Rupsen, the king, seeing these four heads on the ground, said in his heart, "For my sake has the family of Birbal been destroyed. Kingly power, for the purpose of upholding which the destruction of a whole household is necessary, is a mere curse, and to carry on government in this manner is not just." He then took up the sword and was about to slay himself, when the Destroying Goddess, probably satisfied with bloodshed, stayed his hand, bidding him at the same time ask any boon he pleased.
The generous monarch begged, thereupon, that his faithful servant might be restored to life, together with all his high-minded family; and the goddess Devi in the twinkling of an eye fetched from Patala, the regions below the earth, a vase full of Amrita, the water of immortality, sprinkled it upon the dead, and raised them all as before. After which the whole party walked leisurely home, and in due time the king divided his throne with his friend Birbal.
Having stopped for a moment, the Baital proceeded to remark, in a sententious tone, "Happy the servant who grudges not his own life to save that of his master! And happy, thrice happy the master who can annihilate all greedy longing for existence and worldly prosperity. Raja, I have to ask thee one searching question--Of these five, who was the greatest fool?"

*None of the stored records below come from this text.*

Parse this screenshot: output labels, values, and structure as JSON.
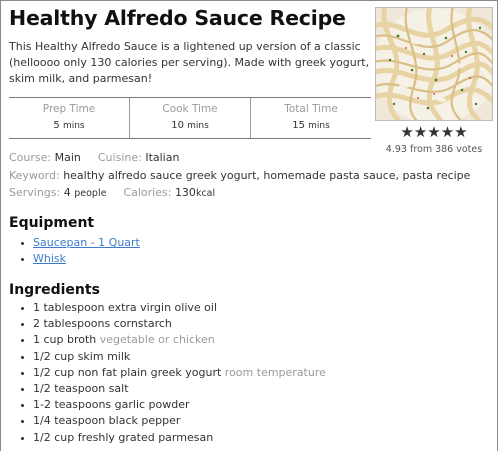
{
  "recipe": {
    "title": "Healthy Alfredo Sauce Recipe",
    "summary": "This Healthy Alfredo Sauce is a lightened up version of a classic (helloooo only 130 calories per serving). Made with greek yogurt, skim milk, and parmesan!",
    "times": [
      {
        "label": "Prep Time",
        "value": "5",
        "unit": "mins"
      },
      {
        "label": "Cook Time",
        "value": "10",
        "unit": "mins"
      },
      {
        "label": "Total Time",
        "value": "15",
        "unit": "mins"
      }
    ],
    "rating": {
      "stars": "★★★★★",
      "votes_text": "4.93 from 386 votes",
      "value": 4.93,
      "max": 5
    },
    "course": {
      "label": "Course:",
      "value": "Main"
    },
    "cuisine": {
      "label": "Cuisine:",
      "value": "Italian"
    },
    "keyword": {
      "label": "Keyword:",
      "value": "healthy alfredo sauce greek yogurt, homemade pasta sauce, pasta recipe"
    },
    "servings": {
      "label": "Servings:",
      "value": "4",
      "unit": "people"
    },
    "calories": {
      "label": "Calories:",
      "value": "130",
      "unit": "kcal"
    }
  },
  "equipment": {
    "heading": "Equipment",
    "items": [
      {
        "label": "Saucepan - 1 Quart"
      },
      {
        "label": "Whisk"
      }
    ]
  },
  "ingredients": {
    "heading": "Ingredients",
    "items": [
      {
        "text": "1 tablespoon extra virgin olive oil",
        "note": ""
      },
      {
        "text": "2 tablespoons cornstarch",
        "note": ""
      },
      {
        "text": "1 cup broth",
        "note": "vegetable or chicken"
      },
      {
        "text": "1/2 cup skim milk",
        "note": ""
      },
      {
        "text": "1/2 cup non fat plain greek yogurt",
        "note": "room temperature"
      },
      {
        "text": "1/2 teaspoon salt",
        "note": ""
      },
      {
        "text": "1-2 teaspoons garlic powder",
        "note": ""
      },
      {
        "text": "1/4 teaspoon black pepper",
        "note": ""
      },
      {
        "text": "1/2 cup freshly grated parmesan",
        "note": ""
      }
    ]
  },
  "colors": {
    "link": "#3d7cc9",
    "muted": "#9a9a9a",
    "text": "#333333",
    "heading": "#111111"
  },
  "icons": {
    "rating": "star-icon",
    "photo": "pasta-photo"
  }
}
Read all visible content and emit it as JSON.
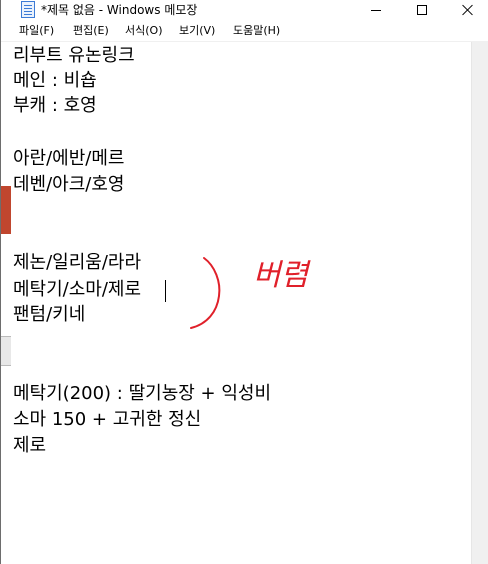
{
  "window": {
    "title": "*제목 없음 - Windows 메모장"
  },
  "menu": [
    "파일(F)",
    "편집(E)",
    "서식(O)",
    "보기(V)",
    "도움말(H)"
  ],
  "document": {
    "lines": [
      "리부트 유논링크",
      "메인 : 비숍",
      "부캐 : 호영",
      "아란/에반/메르",
      "데벤/아크/호영",
      "제논/일리움/라라",
      "메탁기/소마/제로",
      "팬텀/키네",
      "메탁기(200) : 딸기농장 + 익성비",
      "소마 150 + 고귀한 정신",
      "제로"
    ]
  },
  "annotation": {
    "handwritten_text": "버렴",
    "color": "#e0202a"
  },
  "colors": {
    "title_bar": "#ffffff",
    "editor_bg": "#ffffff",
    "text": "#000000",
    "annotation_red": "#e0202a"
  }
}
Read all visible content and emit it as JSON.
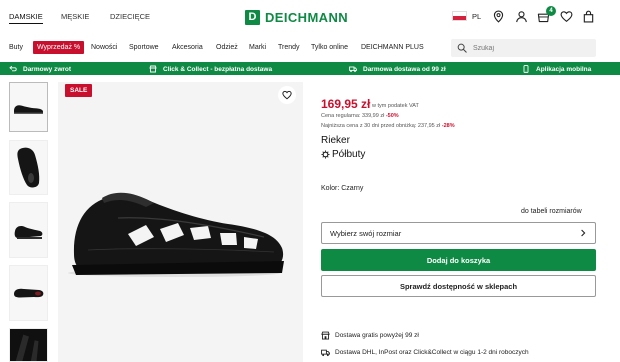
{
  "header": {
    "genders": [
      "DAMSKIE",
      "MĘSKIE",
      "DZIECIĘCE"
    ],
    "logo_letter": "D",
    "logo_text": "DEICHMANN",
    "language": "PL",
    "cart_count": "4",
    "icons": [
      "store-locator-icon",
      "account-icon",
      "cart-icon",
      "wishlist-icon",
      "bag-icon"
    ]
  },
  "nav": {
    "items": [
      "Buty",
      "Wyprzedaż %",
      "Nowości",
      "Sportowe",
      "Akcesoria",
      "Odzież",
      "Marki",
      "Trendy",
      "Tylko online",
      "DEICHMANN PLUS"
    ],
    "search_placeholder": "Szukaj"
  },
  "promo": {
    "items": [
      "Darmowy zwrot",
      "Click & Collect - bezpłatna dostawa",
      "Darmowa dostawa od 99 zł",
      "Aplikacja mobilna"
    ]
  },
  "gallery": {
    "sale_label": "SALE"
  },
  "product": {
    "price": "169,95 zł",
    "vat_note": "w tym podatek VAT",
    "regular_price_label": "Cena regularna: 339,99 zł",
    "regular_discount": "-50%",
    "lowest_price_label": "Najniższa cena z 30 dni przed obniżką: 237,95 zł",
    "lowest_discount": "-28%",
    "brand": "Rieker",
    "type": "Półbuty",
    "color_line": "Kolor: Czarny",
    "size_table_link": "do tabeli rozmiarów",
    "size_select": "Wybierz swój rozmiar",
    "add_to_cart": "Dodaj do koszyka",
    "check_store": "Sprawdź dostępność w sklepach"
  },
  "shipping": {
    "free_delivery": "Dostawa gratis powyżej 99 zł",
    "carriers": "Dostawa DHL, InPost oraz Click&Collect w ciągu 1-2 dni roboczych"
  },
  "colors": {
    "brand_green": "#0e8a44",
    "sale_red": "#c8102e"
  }
}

"Demon!" exclaimed the great Vikram, all whose cherished feelings about fidelity and family affection, obedience, and high-mindedness, were outraged by this Vampire view of the question; "if thou meanest by the greatest fool the noblest mind, I reply without hesitating Rupsen, the king."
"Why, prithee?" asked the Baital.

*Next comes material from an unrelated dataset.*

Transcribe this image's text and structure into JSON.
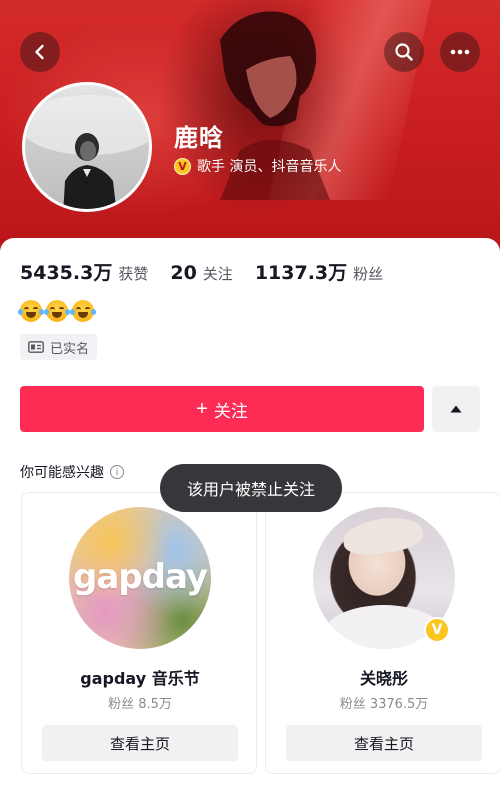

"Because, dull demon," said the king, "Birbal was bound to offer up his life for a master who treated him so generously; the son could not disobey his father, and the women naturally and instinctively killed themselves, because the example was set to them. But Rupsen the king gave up his throne for the sake of his retainer, and valued not a straw his life and his high inducements to live. For this reason I think him the most meritorious."
"Surely, mighty Vikram," laughed the Vampire, "you will be tired of ever clambering up yon tall tree, even had you the legs and arms of Hanuman himself."
And so saying he disappeared from the cloth, although it had been placed upon the ground.
But the poor Baital had little reason to congratulate himself on the success of his escape. In a short time he was again bundled into the cloth with the usual want of ceremony, and he revenged himself by telling another true story.